Its first project, titled “Are Confucius Institutes legal?” comprises “the publication and analysis of a range of primary source data about British universities’ Confucius Institutes,” according to the charity’s website.
The project’s report details the rules, regulations and ideology restrictions for institute workers that violate British law, showing that the CCP controls Confucius Institutes.
They are “China’s overseas ideological police force” whose purpose is to keep an eye on Chinese university students, ensuring they are loyal to the CCPP, according to the report.
Criteria include agreeing to “undermine and silence attempts to criticise academic partnerships with China” and to “enforce party discipline whilst abroad,” the report states.

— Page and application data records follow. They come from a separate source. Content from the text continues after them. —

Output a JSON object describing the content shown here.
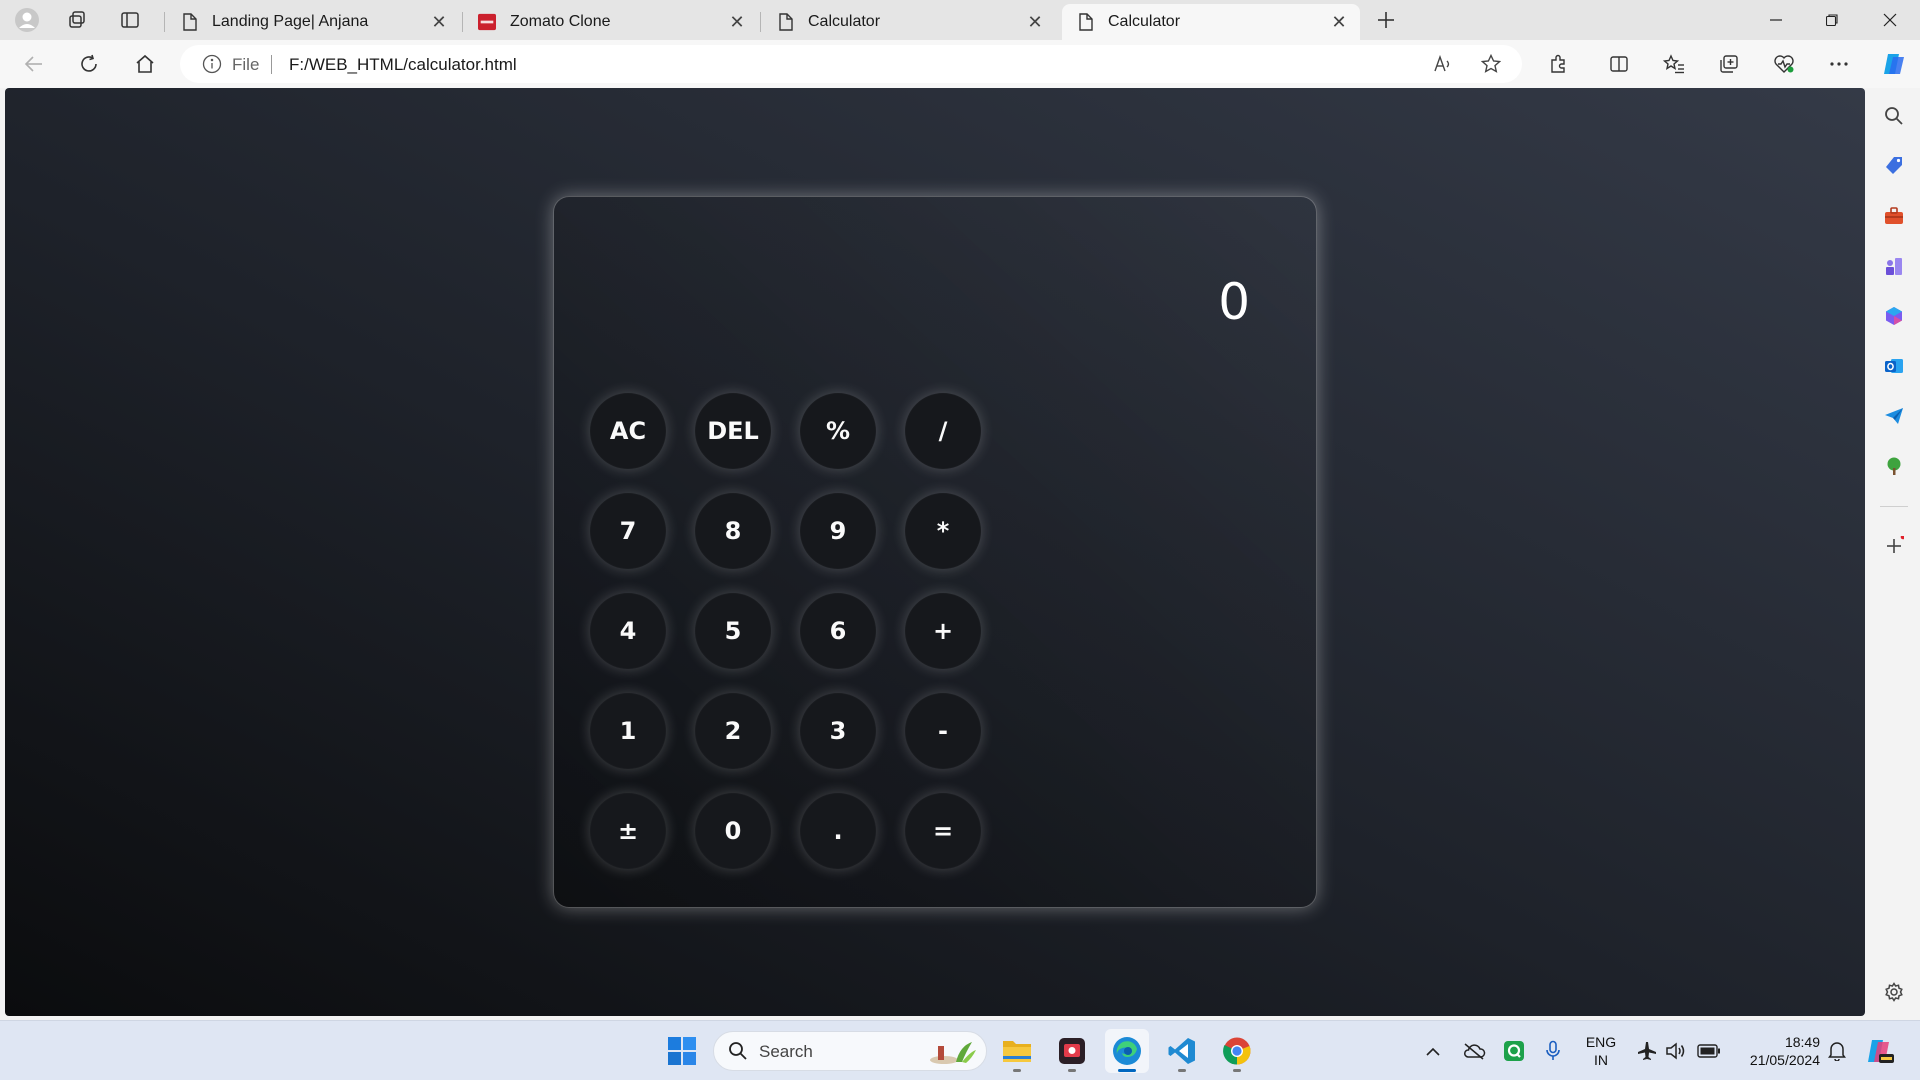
{
  "tabs": [
    {
      "title": "Landing Page| Anjana",
      "favicon": "page-icon"
    },
    {
      "title": "Zomato Clone",
      "favicon": "zomato-logo"
    },
    {
      "title": "Calculator",
      "favicon": "page-icon"
    },
    {
      "title": "Calculator",
      "favicon": "page-icon",
      "active": true
    }
  ],
  "address_bar": {
    "scheme_label": "File",
    "url": "F:/WEB_HTML/calculator.html"
  },
  "calculator": {
    "display": "0",
    "keys": [
      [
        "AC",
        "DEL",
        "%",
        "/"
      ],
      [
        "7",
        "8",
        "9",
        "*"
      ],
      [
        "4",
        "5",
        "6",
        "+"
      ],
      [
        "1",
        "2",
        "3",
        "-"
      ],
      [
        "±",
        "0",
        ".",
        "="
      ]
    ]
  },
  "taskbar": {
    "search_label": "Search",
    "language": "ENG",
    "region": "IN",
    "time": "18:49",
    "date": "21/05/2024"
  },
  "colors": {
    "accent": "#0067c0",
    "page_bg_dark": "#0b0c0e",
    "page_bg_light": "#343a47",
    "key_bg": "#16181c",
    "zomato_red": "#cb202d"
  }
}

British universities hosting a Confucius Institute include University College London, Manchester University, and London School of Economics, among several dozen others, the charity reports.
“The Confucius Institute for Business London (CIBL) is a non-profit educational partnership between LSE and Tsinghua University,” according to its website. “It was launched in 2006 with five sponsoring companies: HSBC, BP, Deloitte, Swire and Standard Chartered.”
The College Fix contacted Andrew Gillen, a senior policy analyst specializing in higher education from the Texas Public Policy Foundation, and Ian Oxnevad, a program research associate from the National Association of Scholars, to ask about the risks that Confucius Institutes pose to British higher education.
Both contacts referred to several reports on Confucius Institutes published by the NAS.
In “Outsourced to China,” NAS author Rachelle Peterson describes how Confucius Institutes present threats on four fronts, including restrictions on intellectual freedom, transparency issues, foreign entanglement, and “soft power,” by presenting China in a biased, positive light. The paper recommends that all universities close their Confucius Institutes and state and federal bodies “exercise oversight.”
The report “After Confucius Institutes” by Flora Yan gives in-depth background information on Confucius Institutes and describes the process of what happens when they close. Once again, the report recommends preventative measures on a national level.
IMAGE: Confucius Institute for Business London